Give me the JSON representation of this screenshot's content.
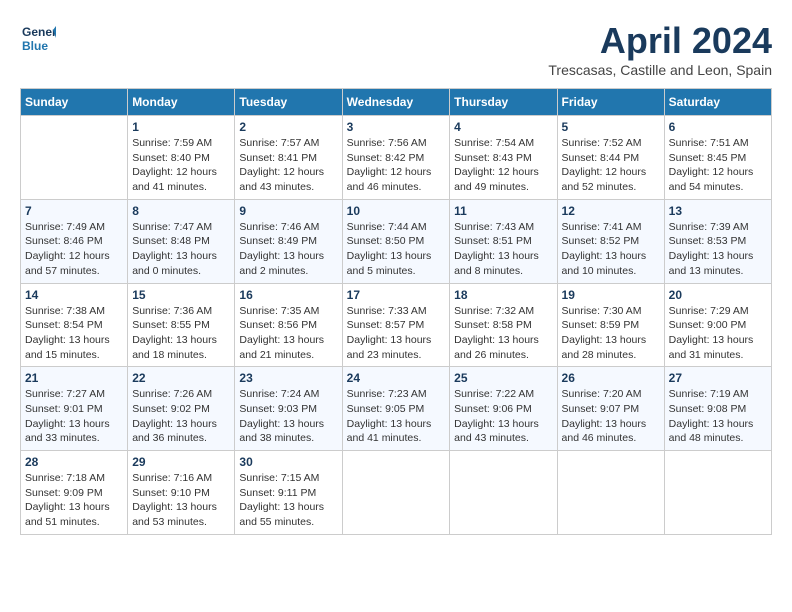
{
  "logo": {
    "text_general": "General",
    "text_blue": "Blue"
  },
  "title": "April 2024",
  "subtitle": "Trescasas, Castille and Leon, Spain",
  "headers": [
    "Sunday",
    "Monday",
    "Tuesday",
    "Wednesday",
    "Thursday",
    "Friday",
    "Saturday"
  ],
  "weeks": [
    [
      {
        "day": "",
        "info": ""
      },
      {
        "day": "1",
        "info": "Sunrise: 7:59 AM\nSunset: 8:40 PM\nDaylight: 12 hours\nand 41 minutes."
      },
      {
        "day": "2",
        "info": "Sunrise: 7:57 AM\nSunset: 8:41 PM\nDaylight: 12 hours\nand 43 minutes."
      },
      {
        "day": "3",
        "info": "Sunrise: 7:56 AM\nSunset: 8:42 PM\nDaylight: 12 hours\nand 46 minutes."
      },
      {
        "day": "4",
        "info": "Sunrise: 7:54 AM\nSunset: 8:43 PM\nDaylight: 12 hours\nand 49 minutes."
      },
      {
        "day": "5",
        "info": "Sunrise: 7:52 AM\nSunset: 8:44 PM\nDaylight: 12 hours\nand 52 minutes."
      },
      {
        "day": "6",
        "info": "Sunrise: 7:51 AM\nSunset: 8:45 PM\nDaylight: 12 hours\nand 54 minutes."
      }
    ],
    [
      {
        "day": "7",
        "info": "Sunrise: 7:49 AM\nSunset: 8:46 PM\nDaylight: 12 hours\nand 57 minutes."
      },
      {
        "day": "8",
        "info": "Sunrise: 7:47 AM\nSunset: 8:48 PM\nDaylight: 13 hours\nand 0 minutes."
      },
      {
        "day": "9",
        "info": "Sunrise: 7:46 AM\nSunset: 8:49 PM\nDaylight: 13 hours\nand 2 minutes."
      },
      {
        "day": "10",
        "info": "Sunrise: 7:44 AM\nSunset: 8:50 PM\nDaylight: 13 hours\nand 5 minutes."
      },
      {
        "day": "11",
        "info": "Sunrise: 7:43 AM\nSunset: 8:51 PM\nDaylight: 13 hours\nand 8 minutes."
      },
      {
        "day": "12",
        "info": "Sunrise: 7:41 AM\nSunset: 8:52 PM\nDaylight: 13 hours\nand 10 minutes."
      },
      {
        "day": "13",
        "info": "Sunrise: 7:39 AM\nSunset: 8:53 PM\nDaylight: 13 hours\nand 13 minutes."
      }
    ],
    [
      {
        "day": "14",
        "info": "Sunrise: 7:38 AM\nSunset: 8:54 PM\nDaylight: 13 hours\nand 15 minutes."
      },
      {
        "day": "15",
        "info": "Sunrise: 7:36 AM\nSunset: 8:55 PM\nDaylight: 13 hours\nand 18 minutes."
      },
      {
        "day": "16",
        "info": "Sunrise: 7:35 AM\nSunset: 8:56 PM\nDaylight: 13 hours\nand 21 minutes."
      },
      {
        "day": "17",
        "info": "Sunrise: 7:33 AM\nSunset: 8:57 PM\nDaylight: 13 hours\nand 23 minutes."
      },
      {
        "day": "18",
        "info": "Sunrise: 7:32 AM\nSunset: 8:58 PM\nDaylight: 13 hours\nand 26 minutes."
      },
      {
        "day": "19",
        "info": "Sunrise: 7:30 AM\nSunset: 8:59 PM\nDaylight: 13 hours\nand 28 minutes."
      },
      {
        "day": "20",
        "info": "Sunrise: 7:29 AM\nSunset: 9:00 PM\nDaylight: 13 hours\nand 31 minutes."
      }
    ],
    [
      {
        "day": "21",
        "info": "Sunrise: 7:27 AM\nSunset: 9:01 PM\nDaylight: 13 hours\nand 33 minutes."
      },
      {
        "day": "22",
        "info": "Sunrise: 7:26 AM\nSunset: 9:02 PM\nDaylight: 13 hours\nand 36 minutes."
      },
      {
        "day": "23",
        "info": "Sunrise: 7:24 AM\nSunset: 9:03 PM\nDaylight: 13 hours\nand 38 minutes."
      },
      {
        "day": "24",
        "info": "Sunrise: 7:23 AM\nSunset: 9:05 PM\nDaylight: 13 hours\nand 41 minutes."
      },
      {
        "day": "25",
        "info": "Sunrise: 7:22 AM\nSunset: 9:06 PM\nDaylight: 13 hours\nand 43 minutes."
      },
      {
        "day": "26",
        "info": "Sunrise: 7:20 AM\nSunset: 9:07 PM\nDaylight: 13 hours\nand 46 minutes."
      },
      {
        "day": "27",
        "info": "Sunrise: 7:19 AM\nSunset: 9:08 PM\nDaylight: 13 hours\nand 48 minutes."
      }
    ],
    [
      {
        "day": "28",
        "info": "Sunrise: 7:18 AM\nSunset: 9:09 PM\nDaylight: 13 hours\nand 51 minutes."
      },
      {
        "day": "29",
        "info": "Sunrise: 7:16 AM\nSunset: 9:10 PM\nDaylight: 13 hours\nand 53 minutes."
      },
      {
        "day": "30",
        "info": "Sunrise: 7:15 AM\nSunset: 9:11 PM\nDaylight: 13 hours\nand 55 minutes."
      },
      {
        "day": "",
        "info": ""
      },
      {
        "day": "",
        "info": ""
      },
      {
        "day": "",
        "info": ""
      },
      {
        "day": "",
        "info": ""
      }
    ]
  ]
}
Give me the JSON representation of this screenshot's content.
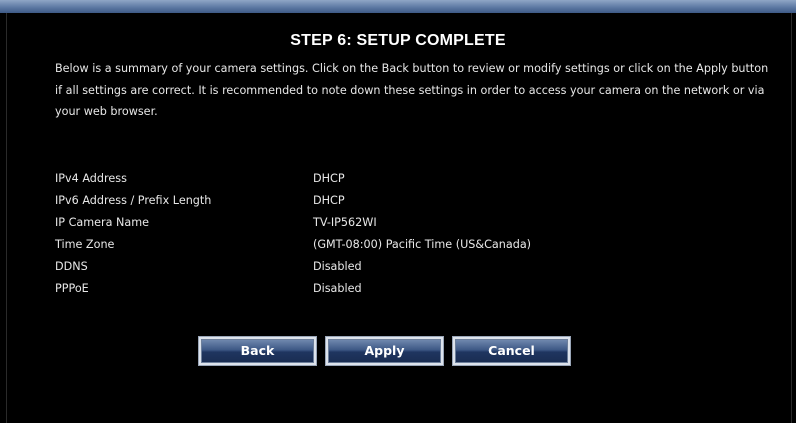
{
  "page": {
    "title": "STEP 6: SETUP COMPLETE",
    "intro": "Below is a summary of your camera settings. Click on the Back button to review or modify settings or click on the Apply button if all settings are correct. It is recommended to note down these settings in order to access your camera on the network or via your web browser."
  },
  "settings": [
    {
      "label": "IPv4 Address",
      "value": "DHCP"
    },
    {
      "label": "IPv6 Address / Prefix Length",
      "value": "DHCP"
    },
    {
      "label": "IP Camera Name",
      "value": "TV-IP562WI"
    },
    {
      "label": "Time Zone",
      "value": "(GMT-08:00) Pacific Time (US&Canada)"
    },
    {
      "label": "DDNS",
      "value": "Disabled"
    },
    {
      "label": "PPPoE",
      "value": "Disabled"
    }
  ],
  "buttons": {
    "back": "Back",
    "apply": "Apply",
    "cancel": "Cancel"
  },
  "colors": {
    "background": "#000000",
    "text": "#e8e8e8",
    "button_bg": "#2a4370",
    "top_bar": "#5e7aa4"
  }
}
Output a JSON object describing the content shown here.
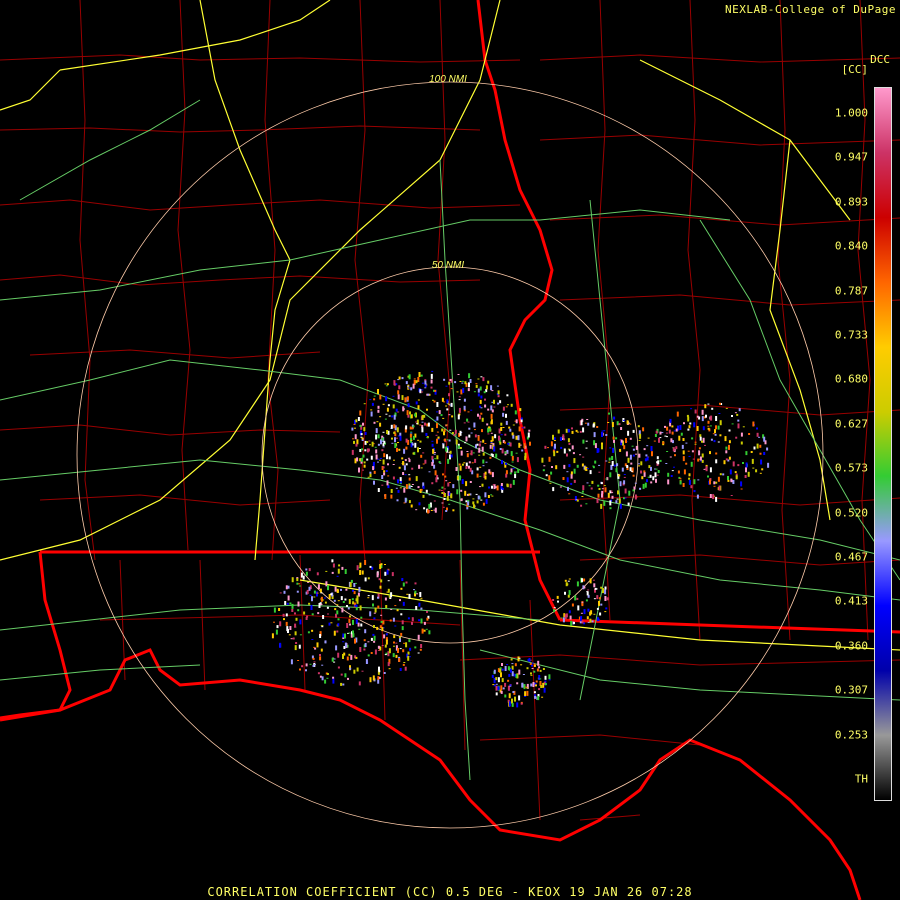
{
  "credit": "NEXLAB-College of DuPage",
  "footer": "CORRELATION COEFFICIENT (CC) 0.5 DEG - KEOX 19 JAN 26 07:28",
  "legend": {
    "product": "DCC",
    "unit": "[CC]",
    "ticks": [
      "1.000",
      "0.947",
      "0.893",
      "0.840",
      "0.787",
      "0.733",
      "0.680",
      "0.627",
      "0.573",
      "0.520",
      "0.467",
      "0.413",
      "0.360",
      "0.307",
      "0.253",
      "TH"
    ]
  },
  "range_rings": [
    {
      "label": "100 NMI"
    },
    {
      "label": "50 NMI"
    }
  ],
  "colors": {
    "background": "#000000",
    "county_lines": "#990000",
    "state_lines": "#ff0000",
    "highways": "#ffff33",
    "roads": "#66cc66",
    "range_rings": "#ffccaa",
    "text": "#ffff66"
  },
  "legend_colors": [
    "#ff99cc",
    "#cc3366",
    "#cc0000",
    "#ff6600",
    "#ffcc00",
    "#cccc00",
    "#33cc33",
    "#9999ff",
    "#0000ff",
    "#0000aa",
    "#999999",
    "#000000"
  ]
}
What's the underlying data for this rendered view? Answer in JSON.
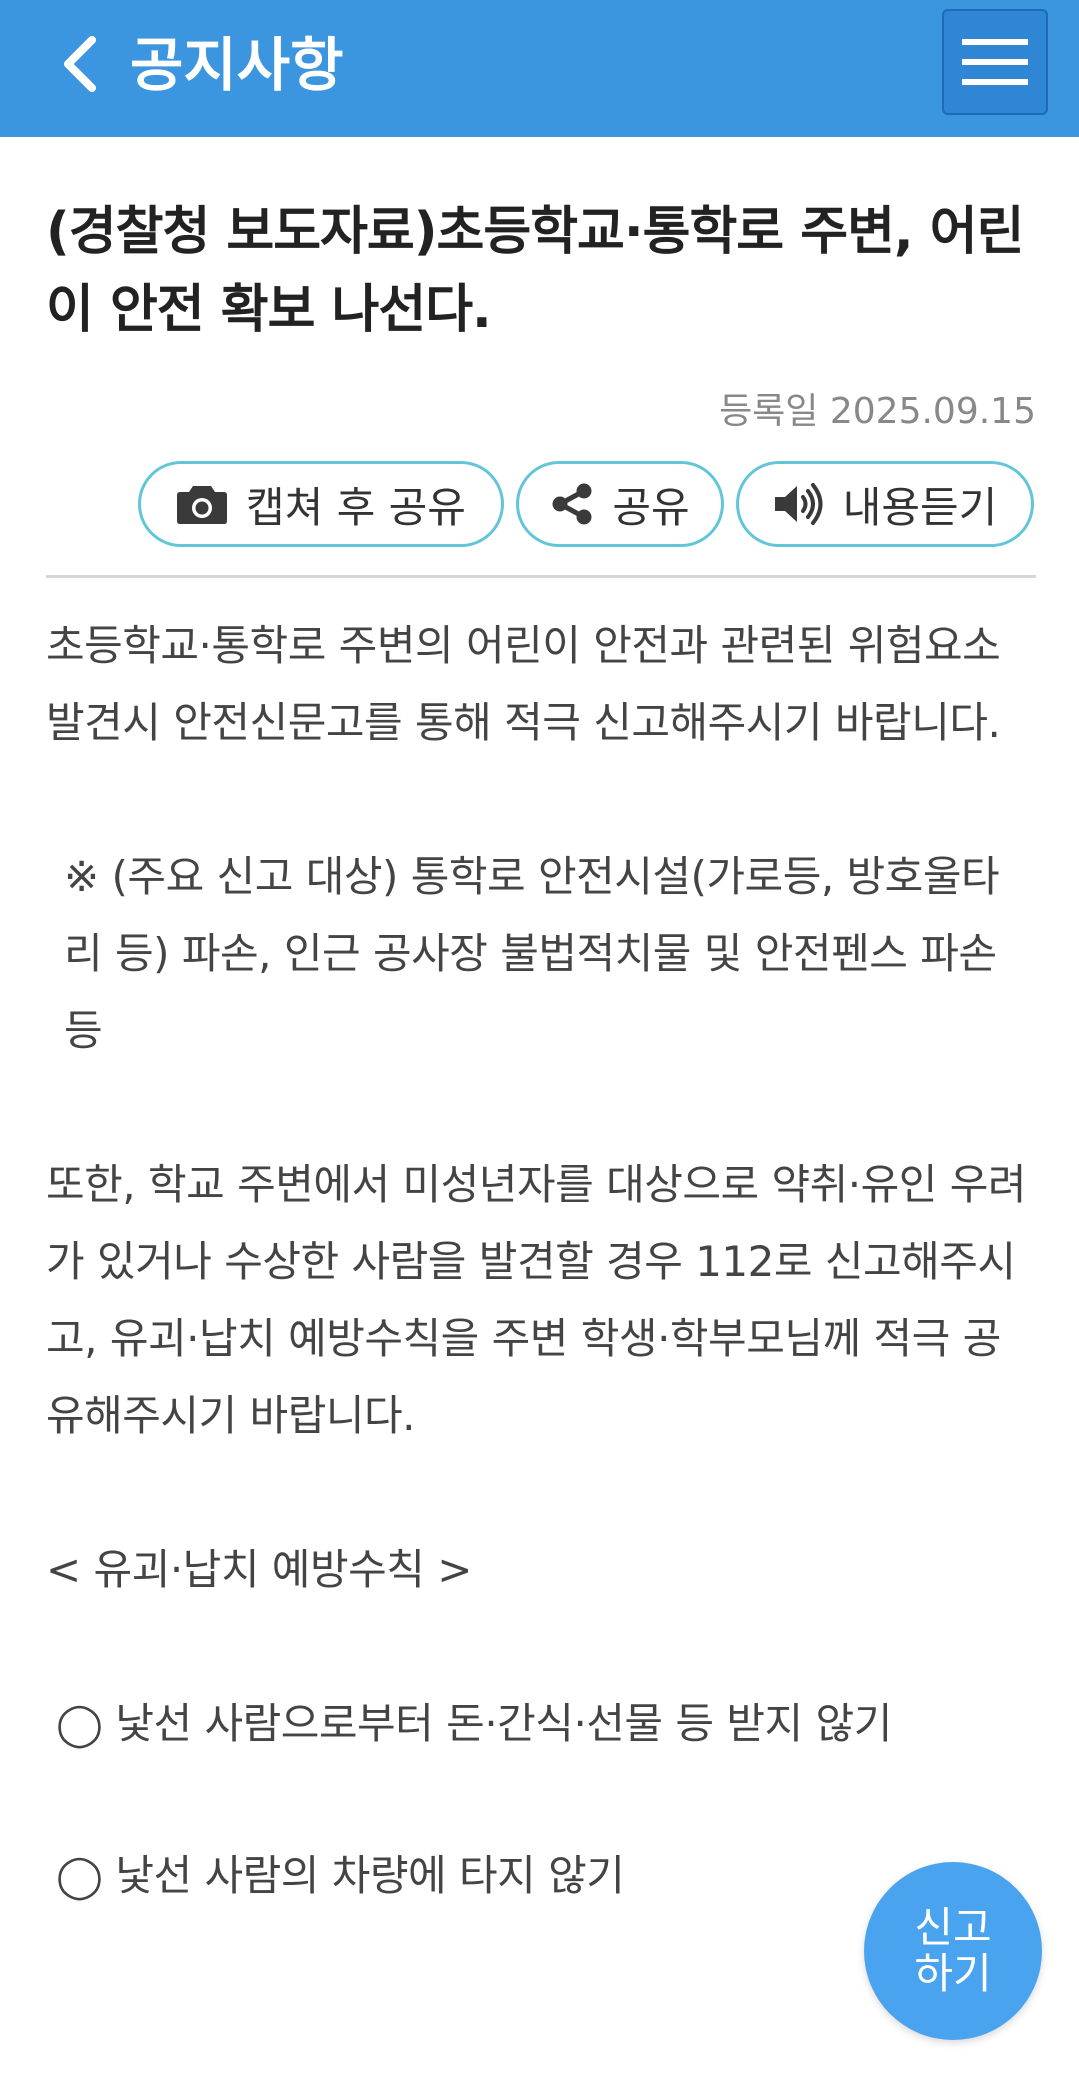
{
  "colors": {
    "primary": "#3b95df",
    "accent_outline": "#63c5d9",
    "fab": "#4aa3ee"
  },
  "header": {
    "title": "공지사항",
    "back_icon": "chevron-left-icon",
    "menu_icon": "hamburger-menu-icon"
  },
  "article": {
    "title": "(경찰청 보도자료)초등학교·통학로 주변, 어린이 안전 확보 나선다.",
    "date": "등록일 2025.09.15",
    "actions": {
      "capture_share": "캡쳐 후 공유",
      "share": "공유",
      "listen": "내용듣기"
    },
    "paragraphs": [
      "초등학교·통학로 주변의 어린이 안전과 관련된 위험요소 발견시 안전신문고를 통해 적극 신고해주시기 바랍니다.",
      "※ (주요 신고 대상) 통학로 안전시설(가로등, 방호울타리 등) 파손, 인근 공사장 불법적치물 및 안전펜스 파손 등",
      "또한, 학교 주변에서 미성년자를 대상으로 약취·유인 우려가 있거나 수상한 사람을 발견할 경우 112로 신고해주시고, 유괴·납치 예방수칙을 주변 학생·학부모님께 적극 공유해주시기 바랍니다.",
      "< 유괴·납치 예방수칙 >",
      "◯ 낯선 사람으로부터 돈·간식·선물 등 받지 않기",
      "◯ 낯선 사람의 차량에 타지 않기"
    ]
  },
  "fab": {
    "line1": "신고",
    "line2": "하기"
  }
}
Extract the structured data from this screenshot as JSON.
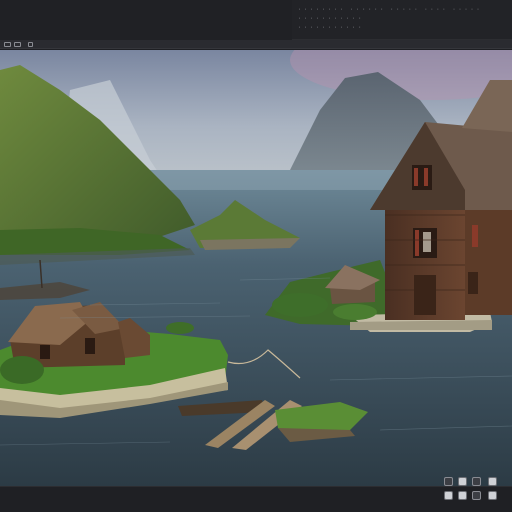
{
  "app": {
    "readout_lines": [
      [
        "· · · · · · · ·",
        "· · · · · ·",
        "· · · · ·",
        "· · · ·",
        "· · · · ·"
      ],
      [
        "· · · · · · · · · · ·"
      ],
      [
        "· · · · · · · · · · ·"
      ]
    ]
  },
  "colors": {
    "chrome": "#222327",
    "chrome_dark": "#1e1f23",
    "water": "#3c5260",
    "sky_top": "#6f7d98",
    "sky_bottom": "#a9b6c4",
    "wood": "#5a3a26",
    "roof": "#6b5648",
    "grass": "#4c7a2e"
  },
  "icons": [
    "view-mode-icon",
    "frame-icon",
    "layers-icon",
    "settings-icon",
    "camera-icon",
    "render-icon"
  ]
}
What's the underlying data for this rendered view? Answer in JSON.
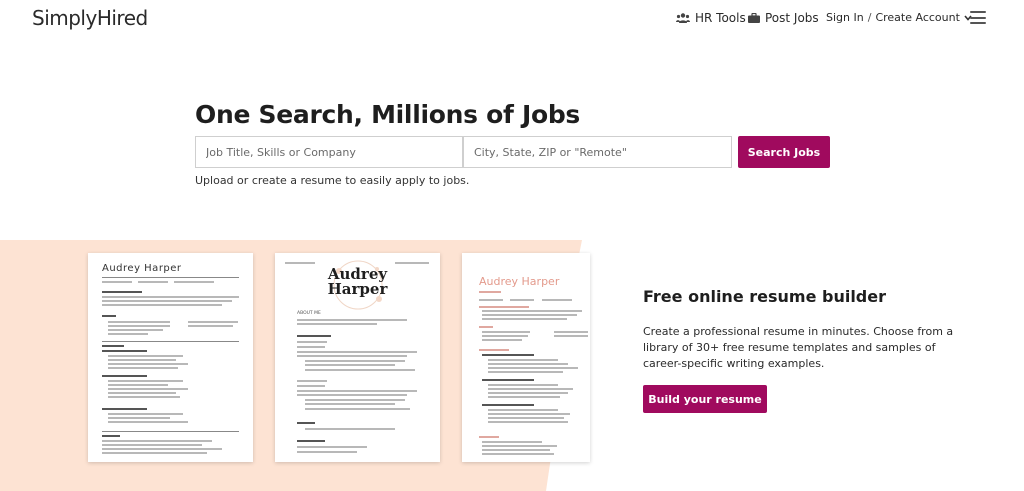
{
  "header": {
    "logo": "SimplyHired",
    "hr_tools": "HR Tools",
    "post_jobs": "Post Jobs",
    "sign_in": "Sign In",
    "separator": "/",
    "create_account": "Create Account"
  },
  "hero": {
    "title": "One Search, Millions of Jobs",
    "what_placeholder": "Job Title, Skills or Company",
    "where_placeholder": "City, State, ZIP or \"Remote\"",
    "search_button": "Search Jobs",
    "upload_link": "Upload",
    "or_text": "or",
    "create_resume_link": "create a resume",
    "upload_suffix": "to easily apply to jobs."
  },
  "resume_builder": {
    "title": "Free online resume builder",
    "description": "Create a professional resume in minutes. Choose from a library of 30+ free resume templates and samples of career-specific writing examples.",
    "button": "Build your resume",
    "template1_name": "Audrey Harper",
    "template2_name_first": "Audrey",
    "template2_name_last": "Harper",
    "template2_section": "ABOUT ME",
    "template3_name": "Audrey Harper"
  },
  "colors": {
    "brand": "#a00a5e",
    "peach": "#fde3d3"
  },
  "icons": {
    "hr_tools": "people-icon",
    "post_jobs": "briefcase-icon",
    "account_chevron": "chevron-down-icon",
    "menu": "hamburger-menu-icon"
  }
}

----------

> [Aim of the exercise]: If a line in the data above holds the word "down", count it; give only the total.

> [Solution to the problem]: 2